In the scorching summer of 1976, Robyn spends her days swimming at the Lido and tagging after her brother. It’s the perfect holiday – except for the crying women her mum keeps bringing home.
As the heatwave boils on, tensions in the town begin to simmer. Everyone is gossiping about her mum, a strange man is following her around, and worst of all, no one will tell Robyn the truth. But this town isn’t good at keeping secrets…
Twelve years later Robyn returns home, to a house that has stood empty for years and a town that hasn’t moved on, forced to confront the mystery that haunted her that summer.
And atone for the part she played in it.
Narrated by Robyn, this novel transports the reader between the long, hot summer of 1976 and twelve years later, when Robyn and her brother Kit return to their home town. Both are trying to come to terms with the events of that long ago summer.
This is a clever book, well-written and intriguing. The author builds a real sense of time and place, and it’s easy to picture those summer days, and then the dreary grey of a rainy autumn. Robyn is interesting and her relationship with Kit is warm and honest, one that anyone with an older brother will recognise.
There’s a very well-executed twist at the end too.
Robyn’s confusion and fear are sensitively but realistically portrayed, as are her feelings of powerlessness – feelings that lead to consequences neither she nor the reader expect.
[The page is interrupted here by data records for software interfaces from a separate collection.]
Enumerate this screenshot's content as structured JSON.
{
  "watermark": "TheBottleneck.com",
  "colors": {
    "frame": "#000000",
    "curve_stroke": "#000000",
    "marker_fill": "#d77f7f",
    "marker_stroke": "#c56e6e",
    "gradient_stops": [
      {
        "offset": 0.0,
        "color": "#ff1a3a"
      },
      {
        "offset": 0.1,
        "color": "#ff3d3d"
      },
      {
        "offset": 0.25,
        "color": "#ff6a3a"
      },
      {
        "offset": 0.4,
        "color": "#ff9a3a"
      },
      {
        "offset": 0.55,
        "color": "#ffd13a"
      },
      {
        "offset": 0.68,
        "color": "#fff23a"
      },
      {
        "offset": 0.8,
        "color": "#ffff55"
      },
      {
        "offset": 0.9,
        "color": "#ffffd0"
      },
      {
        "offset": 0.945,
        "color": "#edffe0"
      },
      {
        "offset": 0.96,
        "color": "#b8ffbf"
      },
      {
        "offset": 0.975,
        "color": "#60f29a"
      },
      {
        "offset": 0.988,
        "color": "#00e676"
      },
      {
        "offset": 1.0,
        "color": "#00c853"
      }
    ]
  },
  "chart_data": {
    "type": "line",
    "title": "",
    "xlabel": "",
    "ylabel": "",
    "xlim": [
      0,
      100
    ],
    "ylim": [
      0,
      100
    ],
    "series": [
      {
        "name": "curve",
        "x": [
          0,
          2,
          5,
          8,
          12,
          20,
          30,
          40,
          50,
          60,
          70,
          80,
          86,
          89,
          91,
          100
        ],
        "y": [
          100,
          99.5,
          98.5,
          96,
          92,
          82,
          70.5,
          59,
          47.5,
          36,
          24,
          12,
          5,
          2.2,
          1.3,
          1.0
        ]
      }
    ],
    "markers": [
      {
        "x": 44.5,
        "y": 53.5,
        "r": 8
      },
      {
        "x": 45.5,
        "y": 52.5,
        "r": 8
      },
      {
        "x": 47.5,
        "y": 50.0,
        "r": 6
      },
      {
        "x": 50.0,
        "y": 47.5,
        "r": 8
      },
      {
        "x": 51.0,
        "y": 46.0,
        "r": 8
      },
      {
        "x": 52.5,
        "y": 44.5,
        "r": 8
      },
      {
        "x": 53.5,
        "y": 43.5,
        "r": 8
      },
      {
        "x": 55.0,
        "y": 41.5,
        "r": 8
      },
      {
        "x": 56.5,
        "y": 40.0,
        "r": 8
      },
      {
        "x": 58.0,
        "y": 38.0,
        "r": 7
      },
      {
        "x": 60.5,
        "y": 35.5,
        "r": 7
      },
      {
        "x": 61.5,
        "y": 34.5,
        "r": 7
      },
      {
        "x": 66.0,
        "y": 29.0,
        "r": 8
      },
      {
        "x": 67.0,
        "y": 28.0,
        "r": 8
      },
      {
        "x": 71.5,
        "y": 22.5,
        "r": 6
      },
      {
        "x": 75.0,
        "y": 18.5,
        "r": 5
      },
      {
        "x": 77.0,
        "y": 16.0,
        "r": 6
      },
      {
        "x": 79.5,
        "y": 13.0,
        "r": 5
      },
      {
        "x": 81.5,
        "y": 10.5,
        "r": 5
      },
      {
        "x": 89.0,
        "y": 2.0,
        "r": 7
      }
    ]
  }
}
But the first two thirds of the novel did feel very slow and it also felt at times as though the narrator was being deliberately obtuse in order to fool the reader, rather than for the purposes of the story itself. This did spoil things for me and I was quite frustrated at times, and a little confused.
The last third of the book makes up for that though, with that satisfying twist.
An interesting read, with lots to recommend it and I will read more from this author.